Ned Kelly. Australian icon. Innovator. Misunderstood genius.

Ned Kelly. Australian icon. Innovator. Misunderstood genius. More than a bushranger. Not just another bearded hipster on a fixie...



Inventor of the bicycle helmet, by which means he sought to protect the rider from the perils of Magpie Attack! 

People speak of drop bears and sharks and hundreds of other deadly, bitey and sting-y things in Australia, but what brings true terror to Australians every spring is the magpie, swooping from above with murderous intent, especially to those who dare to ride bikes.
Not many people know that Ned Kelly was a keen early cyclist, and instead of cowering indoors in September, he decided to do something about it.

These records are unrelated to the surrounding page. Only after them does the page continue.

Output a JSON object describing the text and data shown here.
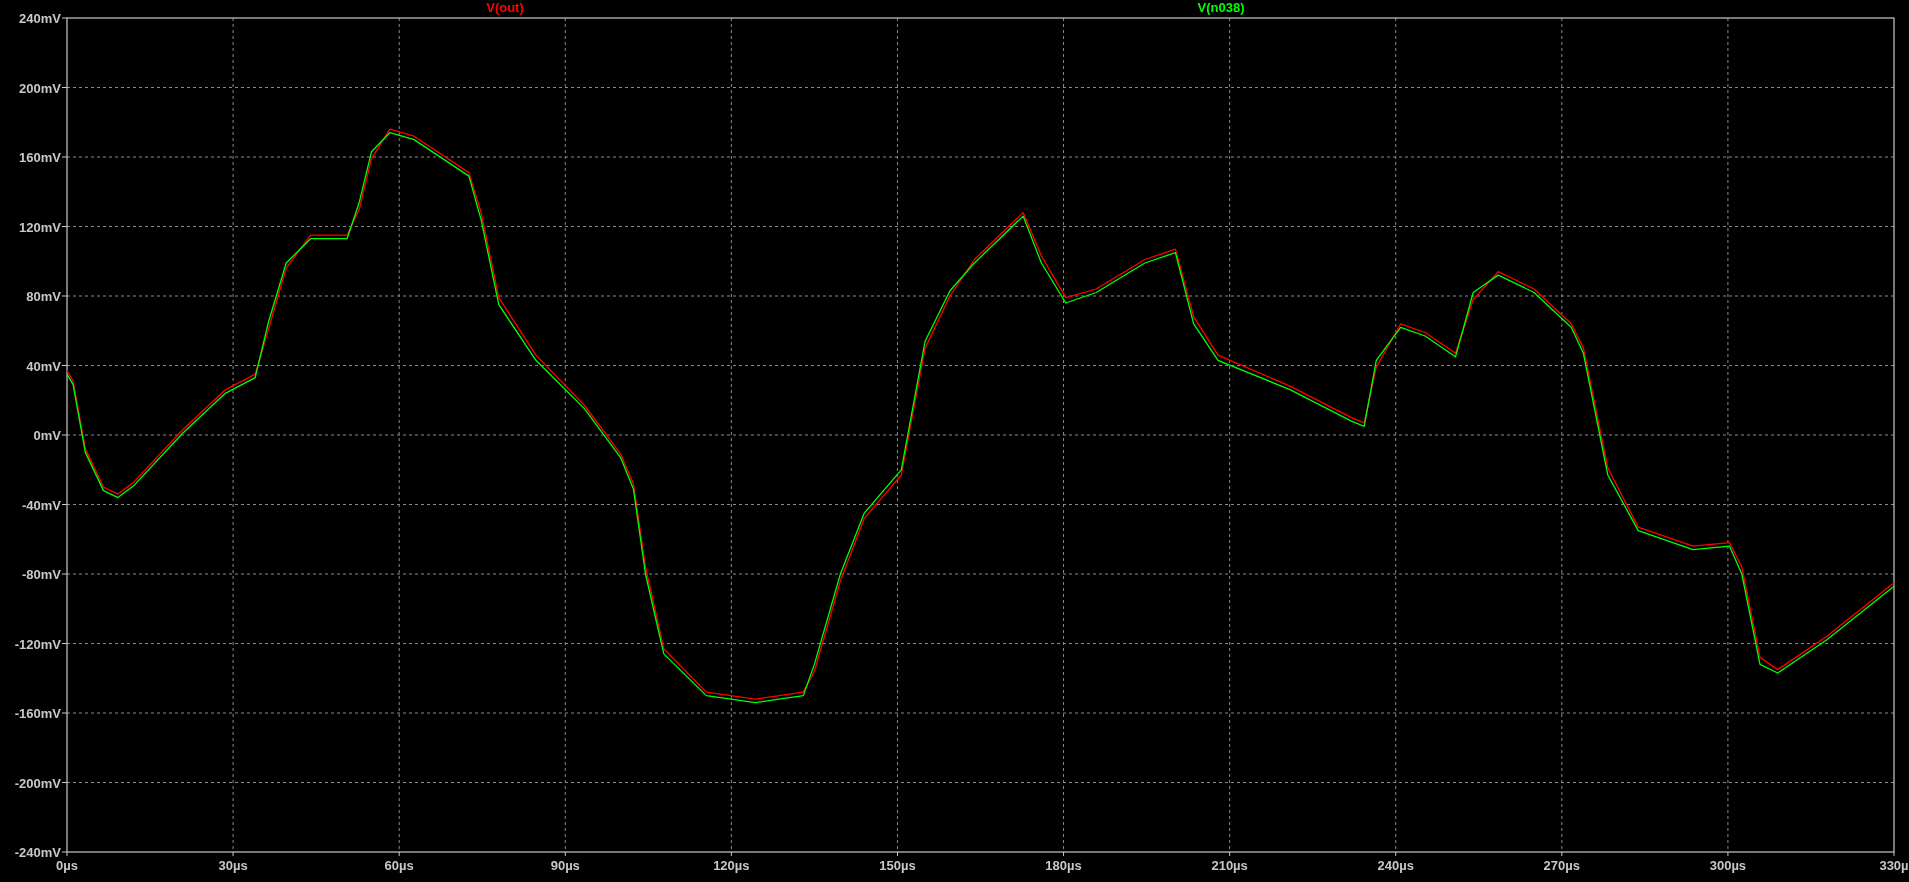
{
  "plot": {
    "chart_data": {
      "type": "line",
      "grid": true,
      "xlim": [
        0,
        330
      ],
      "ylim": [
        -240,
        240
      ],
      "x": [
        0,
        1.1,
        3.3,
        6.6,
        9.2,
        12.1,
        20.9,
        28.6,
        34,
        36.3,
        39.6,
        44,
        50.6,
        52.8,
        55,
        58.3,
        62.7,
        72.6,
        74.8,
        78,
        84.7,
        93.5,
        100,
        102.3,
        104.5,
        107.8,
        115.5,
        124.3,
        133,
        135,
        139.7,
        144,
        150.7,
        155,
        159.5,
        163.9,
        172.7,
        176,
        180.4,
        185.9,
        194.7,
        200.2,
        203.5,
        207.9,
        221,
        232,
        234.3,
        236.5,
        240.9,
        245.3,
        250.8,
        254,
        258.5,
        265,
        271.7,
        273.9,
        278.3,
        283.8,
        293.7,
        300.3,
        302.5,
        305.8,
        309,
        317.8,
        330
      ],
      "series": [
        {
          "name": "V(out)",
          "color": "#ff0000",
          "values": [
            37,
            31,
            -8,
            -30,
            -34,
            -27,
            3,
            26,
            35,
            60,
            96,
            115,
            115,
            130,
            159,
            176,
            172,
            151,
            128,
            79,
            46,
            17,
            -11,
            -28,
            -76,
            -123,
            -148,
            -152,
            -148,
            -136,
            -84,
            -48,
            -23,
            50,
            80,
            101,
            128,
            103,
            79,
            84,
            101,
            107,
            68,
            46,
            28,
            10,
            7,
            39,
            64,
            59,
            47,
            78,
            94,
            84,
            64,
            50,
            -19,
            -53,
            -64,
            -62,
            -76,
            -128,
            -135,
            -116,
            -85
          ]
        },
        {
          "name": "V(n038)",
          "color": "#00ff00",
          "values": [
            35,
            29,
            -10,
            -32,
            -36,
            -29,
            1,
            24,
            33,
            64,
            99,
            113,
            113,
            134,
            163,
            174,
            170,
            149,
            124,
            75,
            43,
            15,
            -13,
            -31,
            -80,
            -126,
            -150,
            -154,
            -150,
            -132,
            -80,
            -45,
            -20,
            54,
            83,
            99,
            126,
            99,
            76,
            82,
            99,
            105,
            64,
            43,
            26,
            8,
            5,
            43,
            62,
            57,
            45,
            82,
            92,
            82,
            62,
            47,
            -23,
            -55,
            -66,
            -64,
            -80,
            -132,
            -137,
            -118,
            -87
          ]
        }
      ],
      "xticks": [
        {
          "value": 0,
          "label": "0µs"
        },
        {
          "value": 30,
          "label": "30µs"
        },
        {
          "value": 60,
          "label": "60µs"
        },
        {
          "value": 90,
          "label": "90µs"
        },
        {
          "value": 120,
          "label": "120µs"
        },
        {
          "value": 150,
          "label": "150µs"
        },
        {
          "value": 180,
          "label": "180µs"
        },
        {
          "value": 210,
          "label": "210µs"
        },
        {
          "value": 240,
          "label": "240µs"
        },
        {
          "value": 270,
          "label": "270µs"
        },
        {
          "value": 300,
          "label": "300µs"
        },
        {
          "value": 330,
          "label": "330µ"
        }
      ],
      "yticks": [
        {
          "value": 240,
          "label": "240mV"
        },
        {
          "value": 200,
          "label": "200mV"
        },
        {
          "value": 160,
          "label": "160mV"
        },
        {
          "value": 120,
          "label": "120mV"
        },
        {
          "value": 80,
          "label": "80mV"
        },
        {
          "value": 40,
          "label": "40mV"
        },
        {
          "value": 0,
          "label": "0mV"
        },
        {
          "value": -40,
          "label": "-40mV"
        },
        {
          "value": -80,
          "label": "-80mV"
        },
        {
          "value": -120,
          "label": "-120mV"
        },
        {
          "value": -160,
          "label": "-160mV"
        },
        {
          "value": -200,
          "label": "-200mV"
        },
        {
          "value": -240,
          "label": "-240mV"
        }
      ]
    }
  }
}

 He invented the bicycle helmet. 

Admittedly his early prototype was very heavy (remember this was before the invention of polystyrene) and lacked a little in peripheral vision, but he had on-going plans to develop his ideas.

Unfortunately where he got in to trouble was with his early method of crowd funding. Approaching financial institutions and the public with guns blazing, and promising not to shoot his backers as a reward, was met with a level of misunderstanding by the police of the day.

When Kelly faced the full weight of the law, the judge redefined 'stretch goals' and his enterprise came to an early end.

Such is life...

Here are some photos of my first real attempt at automata - figurative kinetic sculpture. Ned rides his bike as he is continually swooped by a magpie.  Check out the video too!




Magpie has paper wings and a body made of Kneed-it epoxy putty
Ned is made from pine mostly, with aluminium armour (from old drink cans) and aluminium wire for arms, easy to bend in shape! This photo shows him without his jacket and chest armour.






Terror Australis - Magpies

Anyone who has wandered around Australian suburbia in the springtime knows that danger lurks above. Danger in the form of a magpie. They do not like anyone venturing too close to their nests, and they take particular dislike to cyclists. One year a magpie swooped me and opened up a cut just below my ear, he was smart enough to dive blow my bike helmet. The most nasty magpies actually go for the eyes, and can cause serious damage.


This is a video of a different magpie, not quite as vicious as that one on Farm Street, but the Berserker St magpie still took his nest protecting activities seriously. It's hard enough sharing the roads with drivers who think they own the bitumen without the distraction of a bird intent on your destruction! 


 This preoccupation with magpies has had some positive side effects, an awareness of the  natural world around me and it's seasonal rhythms, and an outpouring of creativity. Here is a woodprint I did during a workshop with local printmaker Michelle kershaw at the Rockhampton Art Gallery. A magpie is an obvious choice for a black and white print, after all!
And I know I've posted this before, but it's appropriate for this post, a handy guide to safe cycling during magpie season. It may at some point be expanded into a picture book.


In my next post I will show you an automaton (figurative kinetic artwork) that was also inspired by magpies. Stay tuned for that!

But worse, far worse than the magpie, is the drop bear. Despite all it's gleeful promotion of deadly Australian wildlife, the Australian Tourism people keep all news of the drop bear suppressed. I'd write more about them except Honzablog is not a place of horror and I don't want to be shut down...